Joan Crawford and a youthful looking Jimmy Stewart in Ice Follies of 1939.
So apparently not every movie released in 1939, generally accepted as the pinnacle year of the Golden Age of Hollywood, was a winner. As Eric pointed out, this was obviously an attempt by MGM to cash in on the success of 20th Century Fox's Sonja Henie movies. It's just too bad that despite a big budget, a couple of big name stars and with the power of Leo behind it, it still feels like such a half-assed attempt.
One of the biggest problems is simply that the stars are never shown skating. There's a running joke that Crawford is a lousy skater, but Stewart is supposed to be quite good. However, once he gets the follies up and running, we only ever see him directing and producing, with no explanation as to why he's stopped skating.
I disagree that Crawford was ugly. However, she does look much older than her 34 years. Stewart was only 3 years younger than her, but at times the age difference looks closer to 10. Near the end of the movie there's a joke where Crawford's character complains that her closeup was cut, but perhaps this was done intentionally to prevent audiences seeing her so closeup in her first color appearance. Patrick, you say that to audiences of the period it must have been a laugh to see such a star hired as a contract player, but the real irony is that no studio would have hired an aspiring actress who looked as old as she did for anything other than character work. I do agree though, that she does good work with mediocre material, and I too would single out the drunk scene as worth mentioning.
Although I'm not a big fan of figure skating, the final color number does look good. The ice was covered by an inch of water and this created the mirror effect that looks so impressive on screen. However, the finale is lacking that one impressive stunt that it really needed to go out with a bang. Anne H. Leitch, the lead female skater in these scenes, actually just passed away in March of 2011 at the grand old age of 94.

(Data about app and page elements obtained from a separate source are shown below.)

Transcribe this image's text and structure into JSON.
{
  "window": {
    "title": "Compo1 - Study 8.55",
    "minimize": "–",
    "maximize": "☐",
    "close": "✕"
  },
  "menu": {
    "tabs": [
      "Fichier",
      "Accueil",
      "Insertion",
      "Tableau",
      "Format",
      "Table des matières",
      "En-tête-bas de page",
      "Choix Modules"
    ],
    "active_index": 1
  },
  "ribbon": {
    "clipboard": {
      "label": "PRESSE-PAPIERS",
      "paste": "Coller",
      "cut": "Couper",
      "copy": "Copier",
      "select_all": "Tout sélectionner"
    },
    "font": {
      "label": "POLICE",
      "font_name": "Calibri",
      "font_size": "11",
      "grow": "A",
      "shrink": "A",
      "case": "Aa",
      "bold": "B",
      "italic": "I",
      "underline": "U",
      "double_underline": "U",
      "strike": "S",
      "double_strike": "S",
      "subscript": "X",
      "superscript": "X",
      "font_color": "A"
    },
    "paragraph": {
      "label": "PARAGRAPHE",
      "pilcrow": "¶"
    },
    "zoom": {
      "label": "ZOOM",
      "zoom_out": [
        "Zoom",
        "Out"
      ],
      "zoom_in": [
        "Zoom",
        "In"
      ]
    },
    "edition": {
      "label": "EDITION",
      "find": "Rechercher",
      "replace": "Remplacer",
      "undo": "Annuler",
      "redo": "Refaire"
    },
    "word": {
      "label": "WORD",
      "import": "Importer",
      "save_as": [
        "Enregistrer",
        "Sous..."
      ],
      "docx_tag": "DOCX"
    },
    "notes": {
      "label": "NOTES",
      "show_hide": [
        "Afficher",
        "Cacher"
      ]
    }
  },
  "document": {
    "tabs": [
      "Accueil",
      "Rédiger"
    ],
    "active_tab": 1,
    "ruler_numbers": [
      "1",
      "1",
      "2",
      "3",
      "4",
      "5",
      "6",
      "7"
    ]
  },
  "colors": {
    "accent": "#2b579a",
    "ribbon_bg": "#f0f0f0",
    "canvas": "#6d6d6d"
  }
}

This is the kind of movie that could only be produced under the studio system. It's hard to imagine any other way two such big name stars would ever agree to appear in such a dubious production.
By definition, follies can mean either a theatrical revue or more than one foolish act. It's difficult to decide which definition is more apt in regards to this movie.
Photos © Copyright Metro-Goldwyn-Mayer (MGM) (1939)